Since that first virtual camp meeting, I have gone to almost every single one. Even when I traveled to a country in a time zone that was seven hours ahead, I continued attending and participating in the virtual camp meetings. I knew that it was the one time a month I could rely on to talk about my experience with kidney disease, hear the experiences of other kids my age and, of course, have a lot of fun doing different activities – including building gingerbread houses, doing science experiments, creating art projects and so much more – all while connecting with each other on Zoom.

Now that I am in college, I still continue to participate because of how much I love and appreciate it. It is a safe space where you can ask for advice and give advice on different topics. For example, one night we were doing an art project and we started talking about what we thought the best ways to remember to take our medications were. We had a whole discussion about what we did and what we would want to try. It is almost impossible to have these kinds of meaningful conversations with other kids your age who have similar medical problems to you anywhere else, and here we were, with the great support of AKF's virtual camp Zoom, having them.

Since participating in AKF's virtual camp program, I have gone to every other AKF event I can go to. They are always filled with smiles and stories. Being part of AKF's community is an opportunity and experience for which I am so grateful. It is hard to realize that you are not the only person with kidney problems, and more specifically, you are not the only child with kidney problems. That is why I love AKF's camp program. It gives you a direct opportunity to meet and connect with people your age and share your experiences. As of right now, there is a tentative date for a return to in-person camp for the year of 2023. Until then, I am so excited to continue doing the virtual camp Zooms.


Lily Goldstein

Lily Goldstein was born with a rare genetic disorder called brachiootorenal syndrome. Regardless of the inimical-sounding disease she has, Lily is still just like any other person.
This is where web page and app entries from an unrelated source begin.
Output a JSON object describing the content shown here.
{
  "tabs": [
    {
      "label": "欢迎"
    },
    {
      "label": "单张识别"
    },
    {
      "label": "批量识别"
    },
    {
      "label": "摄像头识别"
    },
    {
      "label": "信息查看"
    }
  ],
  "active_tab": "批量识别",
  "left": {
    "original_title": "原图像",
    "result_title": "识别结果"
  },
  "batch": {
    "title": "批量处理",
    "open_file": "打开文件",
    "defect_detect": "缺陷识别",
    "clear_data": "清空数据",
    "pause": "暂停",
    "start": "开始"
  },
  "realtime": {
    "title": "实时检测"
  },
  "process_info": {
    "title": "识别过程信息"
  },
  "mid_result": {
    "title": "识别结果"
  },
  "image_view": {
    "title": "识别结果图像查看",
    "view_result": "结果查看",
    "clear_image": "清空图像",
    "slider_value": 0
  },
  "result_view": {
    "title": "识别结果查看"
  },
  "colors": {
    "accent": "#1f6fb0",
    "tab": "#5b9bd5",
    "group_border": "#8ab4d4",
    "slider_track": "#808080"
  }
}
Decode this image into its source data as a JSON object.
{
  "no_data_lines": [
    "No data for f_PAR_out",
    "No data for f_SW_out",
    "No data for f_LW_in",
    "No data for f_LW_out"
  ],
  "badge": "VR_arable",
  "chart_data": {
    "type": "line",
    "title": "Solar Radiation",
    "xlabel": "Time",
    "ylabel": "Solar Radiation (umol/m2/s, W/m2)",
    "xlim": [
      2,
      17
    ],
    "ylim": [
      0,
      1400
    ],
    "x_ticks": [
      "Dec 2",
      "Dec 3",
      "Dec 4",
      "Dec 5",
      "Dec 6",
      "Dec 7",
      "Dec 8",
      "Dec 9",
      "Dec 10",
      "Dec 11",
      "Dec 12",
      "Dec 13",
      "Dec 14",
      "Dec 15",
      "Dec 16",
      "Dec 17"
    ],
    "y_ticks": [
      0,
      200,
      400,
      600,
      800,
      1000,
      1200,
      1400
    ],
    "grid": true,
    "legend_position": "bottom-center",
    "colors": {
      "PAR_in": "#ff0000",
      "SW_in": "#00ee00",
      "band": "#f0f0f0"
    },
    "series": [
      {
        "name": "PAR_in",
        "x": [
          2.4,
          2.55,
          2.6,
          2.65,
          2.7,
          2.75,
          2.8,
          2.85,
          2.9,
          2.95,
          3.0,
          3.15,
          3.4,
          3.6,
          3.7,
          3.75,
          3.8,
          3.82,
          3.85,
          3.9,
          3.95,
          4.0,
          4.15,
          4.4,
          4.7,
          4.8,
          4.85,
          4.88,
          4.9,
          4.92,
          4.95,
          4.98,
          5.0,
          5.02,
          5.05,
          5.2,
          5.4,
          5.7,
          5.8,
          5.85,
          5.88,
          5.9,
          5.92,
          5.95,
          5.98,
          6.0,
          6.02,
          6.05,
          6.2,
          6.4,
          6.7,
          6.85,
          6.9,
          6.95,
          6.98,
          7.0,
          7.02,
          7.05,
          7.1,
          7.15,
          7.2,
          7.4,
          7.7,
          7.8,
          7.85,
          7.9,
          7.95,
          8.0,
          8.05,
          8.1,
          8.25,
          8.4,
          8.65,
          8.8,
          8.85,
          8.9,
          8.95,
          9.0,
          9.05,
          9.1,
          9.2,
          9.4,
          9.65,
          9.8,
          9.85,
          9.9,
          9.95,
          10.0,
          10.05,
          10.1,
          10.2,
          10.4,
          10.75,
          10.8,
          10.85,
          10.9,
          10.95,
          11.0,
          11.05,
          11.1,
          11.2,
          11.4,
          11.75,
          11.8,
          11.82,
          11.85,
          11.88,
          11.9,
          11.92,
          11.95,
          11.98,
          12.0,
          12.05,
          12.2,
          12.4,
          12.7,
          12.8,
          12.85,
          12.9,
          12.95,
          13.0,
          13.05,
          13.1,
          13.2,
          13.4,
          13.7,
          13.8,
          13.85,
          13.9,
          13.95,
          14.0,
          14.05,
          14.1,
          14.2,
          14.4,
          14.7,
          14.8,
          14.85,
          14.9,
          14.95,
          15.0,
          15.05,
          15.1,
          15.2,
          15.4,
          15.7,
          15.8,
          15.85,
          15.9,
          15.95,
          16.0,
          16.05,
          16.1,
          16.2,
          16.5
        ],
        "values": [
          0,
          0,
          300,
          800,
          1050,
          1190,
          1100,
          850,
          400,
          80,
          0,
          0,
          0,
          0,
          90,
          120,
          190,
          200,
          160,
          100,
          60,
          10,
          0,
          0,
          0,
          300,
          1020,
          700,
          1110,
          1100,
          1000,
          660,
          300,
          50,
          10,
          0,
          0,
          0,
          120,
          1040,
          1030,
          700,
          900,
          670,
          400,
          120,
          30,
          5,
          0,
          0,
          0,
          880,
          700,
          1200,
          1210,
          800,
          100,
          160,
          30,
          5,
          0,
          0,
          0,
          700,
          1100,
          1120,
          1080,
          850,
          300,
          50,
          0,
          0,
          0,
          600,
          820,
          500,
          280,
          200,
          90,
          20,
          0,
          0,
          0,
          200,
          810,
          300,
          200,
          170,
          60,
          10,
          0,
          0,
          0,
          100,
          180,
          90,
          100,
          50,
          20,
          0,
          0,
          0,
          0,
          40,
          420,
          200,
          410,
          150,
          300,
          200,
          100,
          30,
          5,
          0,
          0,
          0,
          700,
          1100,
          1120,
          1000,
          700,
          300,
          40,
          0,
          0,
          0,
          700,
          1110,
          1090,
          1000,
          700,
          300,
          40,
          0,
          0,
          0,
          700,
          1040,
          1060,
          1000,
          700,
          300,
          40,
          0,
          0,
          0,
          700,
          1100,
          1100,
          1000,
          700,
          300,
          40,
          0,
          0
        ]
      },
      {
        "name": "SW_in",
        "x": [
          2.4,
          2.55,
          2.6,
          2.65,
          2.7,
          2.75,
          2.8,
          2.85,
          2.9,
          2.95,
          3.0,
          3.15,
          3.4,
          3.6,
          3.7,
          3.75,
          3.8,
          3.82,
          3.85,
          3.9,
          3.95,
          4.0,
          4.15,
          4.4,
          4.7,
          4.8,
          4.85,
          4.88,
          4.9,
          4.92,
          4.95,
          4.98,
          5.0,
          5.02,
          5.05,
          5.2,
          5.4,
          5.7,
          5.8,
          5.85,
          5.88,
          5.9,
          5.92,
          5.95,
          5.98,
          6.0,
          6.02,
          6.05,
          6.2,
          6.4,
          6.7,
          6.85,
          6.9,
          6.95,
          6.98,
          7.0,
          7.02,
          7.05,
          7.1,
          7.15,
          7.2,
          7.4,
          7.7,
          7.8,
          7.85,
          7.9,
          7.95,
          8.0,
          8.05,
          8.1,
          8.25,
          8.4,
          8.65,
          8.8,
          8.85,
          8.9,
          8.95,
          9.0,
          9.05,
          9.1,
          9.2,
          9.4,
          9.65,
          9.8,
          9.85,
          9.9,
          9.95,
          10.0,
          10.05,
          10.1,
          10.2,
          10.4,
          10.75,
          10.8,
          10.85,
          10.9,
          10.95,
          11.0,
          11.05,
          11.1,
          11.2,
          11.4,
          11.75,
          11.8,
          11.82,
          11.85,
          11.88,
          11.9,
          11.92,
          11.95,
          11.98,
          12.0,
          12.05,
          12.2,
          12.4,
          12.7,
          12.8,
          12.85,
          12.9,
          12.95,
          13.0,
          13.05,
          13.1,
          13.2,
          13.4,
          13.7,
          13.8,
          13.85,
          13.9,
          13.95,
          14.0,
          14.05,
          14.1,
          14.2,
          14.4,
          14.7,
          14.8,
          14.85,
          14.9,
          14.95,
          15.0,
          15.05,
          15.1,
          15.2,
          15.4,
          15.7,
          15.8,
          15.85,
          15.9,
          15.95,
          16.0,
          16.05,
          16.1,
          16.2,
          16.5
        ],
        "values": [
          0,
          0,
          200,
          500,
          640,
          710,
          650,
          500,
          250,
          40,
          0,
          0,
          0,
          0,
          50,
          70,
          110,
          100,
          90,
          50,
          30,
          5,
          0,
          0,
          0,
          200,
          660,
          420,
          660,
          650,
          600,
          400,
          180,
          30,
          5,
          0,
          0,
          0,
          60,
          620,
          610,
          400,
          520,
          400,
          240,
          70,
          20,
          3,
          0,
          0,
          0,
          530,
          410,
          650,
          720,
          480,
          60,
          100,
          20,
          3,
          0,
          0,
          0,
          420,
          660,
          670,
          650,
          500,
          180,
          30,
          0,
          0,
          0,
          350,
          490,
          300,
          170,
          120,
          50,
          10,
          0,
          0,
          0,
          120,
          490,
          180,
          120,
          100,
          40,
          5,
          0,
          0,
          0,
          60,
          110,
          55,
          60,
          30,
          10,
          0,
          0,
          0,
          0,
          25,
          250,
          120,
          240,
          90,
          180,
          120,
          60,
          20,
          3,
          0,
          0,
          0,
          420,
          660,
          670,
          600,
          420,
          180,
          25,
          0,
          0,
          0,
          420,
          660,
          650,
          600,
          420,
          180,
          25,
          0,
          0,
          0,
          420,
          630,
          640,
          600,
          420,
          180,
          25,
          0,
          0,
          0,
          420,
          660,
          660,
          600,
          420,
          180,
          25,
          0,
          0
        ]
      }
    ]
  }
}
Her favorite animal is an elephant, her favorite color is blue, and she loves cooking! Lily is currently a student at the Barnard College of Columbia University and is an active participant and lover of AKF’s Camp All Stars.